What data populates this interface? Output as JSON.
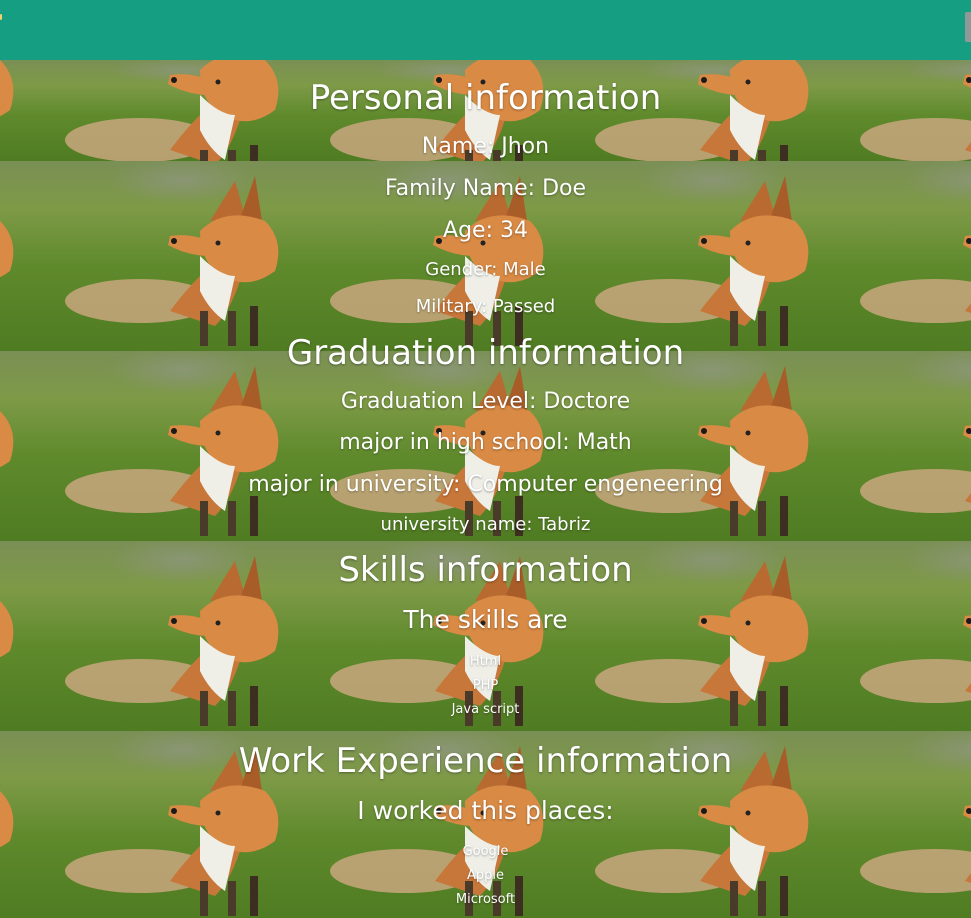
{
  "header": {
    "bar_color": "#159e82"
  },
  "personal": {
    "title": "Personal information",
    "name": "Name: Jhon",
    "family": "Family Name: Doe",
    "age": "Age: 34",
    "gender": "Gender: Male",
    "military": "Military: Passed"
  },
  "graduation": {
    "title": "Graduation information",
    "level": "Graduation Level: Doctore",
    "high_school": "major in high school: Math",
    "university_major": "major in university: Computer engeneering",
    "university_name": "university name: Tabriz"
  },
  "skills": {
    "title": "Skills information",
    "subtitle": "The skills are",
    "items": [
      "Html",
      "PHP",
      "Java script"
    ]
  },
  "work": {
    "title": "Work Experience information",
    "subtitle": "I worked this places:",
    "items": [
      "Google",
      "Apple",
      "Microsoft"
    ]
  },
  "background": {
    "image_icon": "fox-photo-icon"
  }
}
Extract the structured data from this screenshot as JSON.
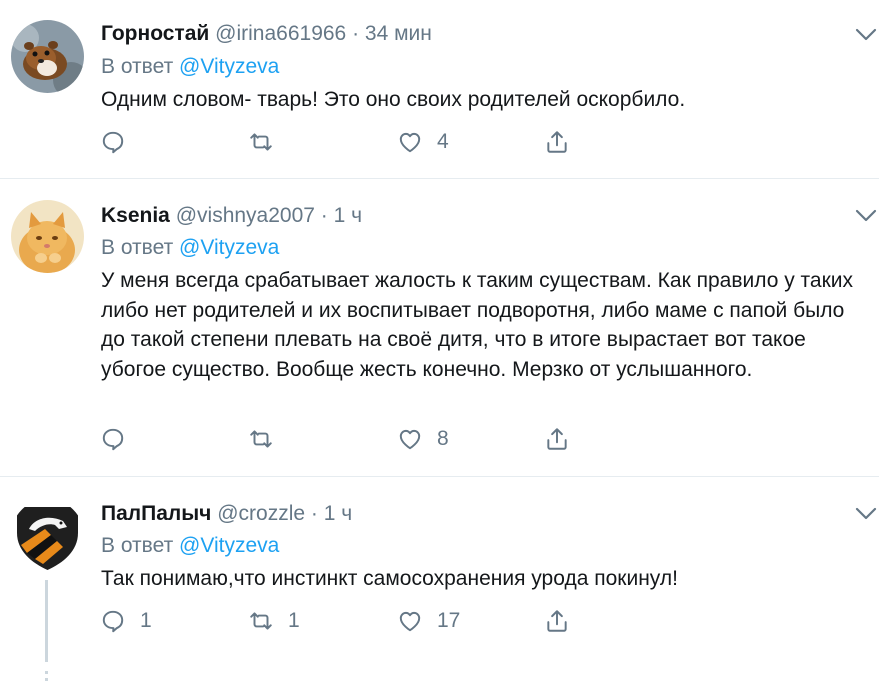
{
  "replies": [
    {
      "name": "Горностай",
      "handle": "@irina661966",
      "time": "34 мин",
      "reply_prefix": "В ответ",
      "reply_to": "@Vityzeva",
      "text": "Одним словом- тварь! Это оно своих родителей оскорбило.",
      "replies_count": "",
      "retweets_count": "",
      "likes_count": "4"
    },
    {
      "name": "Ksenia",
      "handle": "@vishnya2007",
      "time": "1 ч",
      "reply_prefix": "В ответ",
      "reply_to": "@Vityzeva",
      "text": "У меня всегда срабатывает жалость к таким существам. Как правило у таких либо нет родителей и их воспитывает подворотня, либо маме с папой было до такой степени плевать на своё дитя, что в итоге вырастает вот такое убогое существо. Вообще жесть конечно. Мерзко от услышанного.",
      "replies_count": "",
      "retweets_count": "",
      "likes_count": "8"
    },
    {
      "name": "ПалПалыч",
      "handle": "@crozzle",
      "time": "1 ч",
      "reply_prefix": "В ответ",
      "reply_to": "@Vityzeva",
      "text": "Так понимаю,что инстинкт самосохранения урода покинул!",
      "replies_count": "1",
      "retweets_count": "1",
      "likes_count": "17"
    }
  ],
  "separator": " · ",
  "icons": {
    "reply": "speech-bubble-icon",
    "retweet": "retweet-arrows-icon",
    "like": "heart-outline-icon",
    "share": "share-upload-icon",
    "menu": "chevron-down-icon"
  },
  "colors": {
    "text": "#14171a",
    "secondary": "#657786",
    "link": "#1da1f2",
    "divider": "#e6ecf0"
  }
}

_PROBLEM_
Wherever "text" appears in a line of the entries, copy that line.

_TASK RESPONSE_
      "text": "Одним словом- тварь! Это оно своих родителей оскорбило.",
      "text": "У меня всегда срабатывает жалость к таким существам. Как правило у таких либо нет родителей и их воспитывает подворотня, либо маме с папой было до такой степени плевать на своё дитя, что в итоге вырастает вот такое убогое существо. Вообще жесть конечно. Мерзко от услышанного.",
      "text": "Так понимаю,что инстинкт самосохранения урода покинул!",
    "text": "#14171a",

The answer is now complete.